Dr. Thomas Trow, a doctor living in far eastern Oklahoma was disciplined Thursday for prescribing violations and perhaps for using Skype to treat patients. Among other issues, he was treating via a video platform without conducting an in-person assessment, according to NewOK, a regional publication citing records.
A Patient Died
NewOK further explained:
In March, a representative of the Oklahoma Health Care Authority alleged that Trow was “practicing telemedicine via Skype on SoonerCare members and prescribing (controlled dangerous drugs) without ever seeing the patients in person for an initial evaluation,” according to a June 14 complaint filed by a medical board investigator.
The investigator’s complaint also showed that one of Trow’s patients, identified only as R.C., was treated three times for drug overdoses in less than six months.
Trow was prescribing the patient Xanax and other powerful narcotic drugs at the time of the overdoses.
The patient known as R.C. died while under Trow’s care…
Responsibility for Patient Care Ultimately Rests with the Practitioner
Dr. Trow reportedly worked for Hartsell Psychological Services, a mental health service for residents of rural communities in southern Oklahoma. He apparently was having his traveling nurse meet with patients and having her present them to him via Skype. While we don’t know the specific details, the Oklahoma Medical Board site lists him as having two previous disciplinary actions for over prescribing and narcotics violation and record violations.
Readers of this blog may want to note that the reported disciplinary action was directed toward Dr. Trow for his actions. Regardless of Hartsell Psychological Services and their responsibilities, the disciplinary action taken by the Oklahoma Board was directed toward Dr. Trow.

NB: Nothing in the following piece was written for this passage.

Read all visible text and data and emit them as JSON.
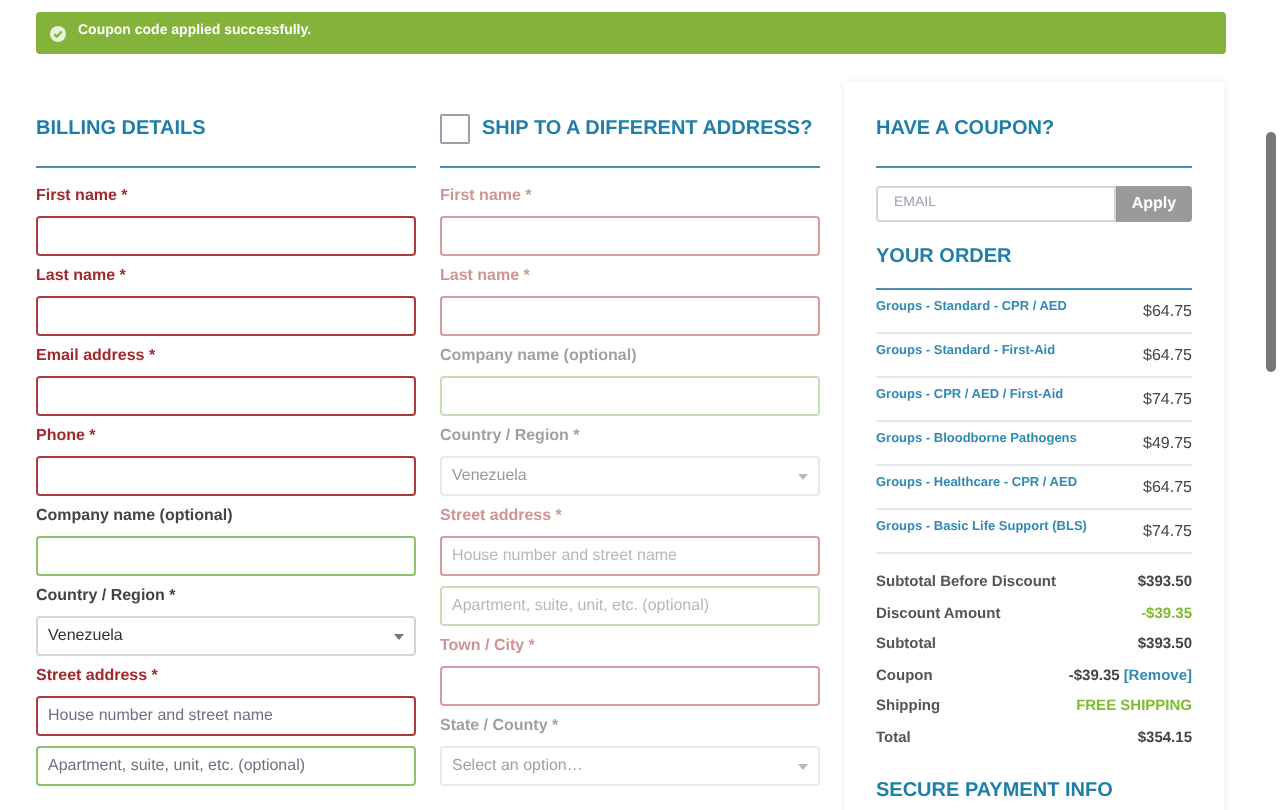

The practitioner is always held responsible for the care delivered to clients and patients, regardless of employer or specific healthcare profession. As most of us have been taught in our basic ethics courses, it is our direct responsibility to know and understand all the laws related to our services, especially when we venture into new areas of practice.
Was Skype Involved, and If So, How?
Despite the bold title of the NewOK publication, Oklahoma doctor disciplined for using Skype to treat patients, the Oklahoma Medical Board website does not make reference to using Skype as part of the disciplinary action. The Oklahoma Medical Board’s meeting minutes for 9/12/2013 also do not mention Skype, but describe suspension of Dr. Trow’s license for nine months. Perhaps NewOK was privy to documents that haven’t yet surfaced on the web.
Proper Intake/Assessment Techniques
Again, while we are not privy to everything involved, the public record does state that Dr. Trow’s was disciplined for “failure to establish a physician/patient relationship” (see p.3 of the action).
If indeed Dr. Trow did not meet with his patients in-person, and his state board decided against such a practice, they will be in the majority. Most U.S. states require an in-person assessment when prescribing medication, and especially controlled substances.
A Little Training Can Go a Long Way
Telepractice is viable, but you have to be able to defend challenges with knowledge of the law, ethics and the scientific evidence to support your choices with each and every client or patient.
Fortunately, many responsible professionals have researched and published in the telehealth field. Intake, assessment and treatment have been successfully accomplished with over 1,000,000 patients via telemedical care.
Intake and a full range of problems can easily be avoided with focused training to help practitioners adopt a brick-and-mortar, in-person office to telepractice. As we announced in our blog posts, both the American Psychological Association and the American Telemedicine Association have released guidelines in 2013. Our posts announcing the release of these guidelines are Guidelines for the Practice of Telepsychology Now Available Online and the American Telemedicine Association (ATA) Announces Guidelines for Video-Based Online Mental Health Services.
Both point to the serious need for training before venturing into telepractice. Fortunately, structured CEU and CME educational programs are now readily available, including through the Internet via test, audio and video.
Where to Find Evidence-Based Telepsychology and Evidence-BasedTelemental Health Training Online or at Conventions
The TeleMental Health Institute (TMHI) was launched in 2009 to help practitioners with both the challenges and opportunities brought by telepractice. We’ve developed webinars, 100% online coursework, master teleworkshops and a fully online Certificate/a> program for practitioners who want to stay abreast of these issues and learn how to implement reasonable and practical risk management policies. The training is evidence-based and offered online 24/7 on this webpage in its many formats.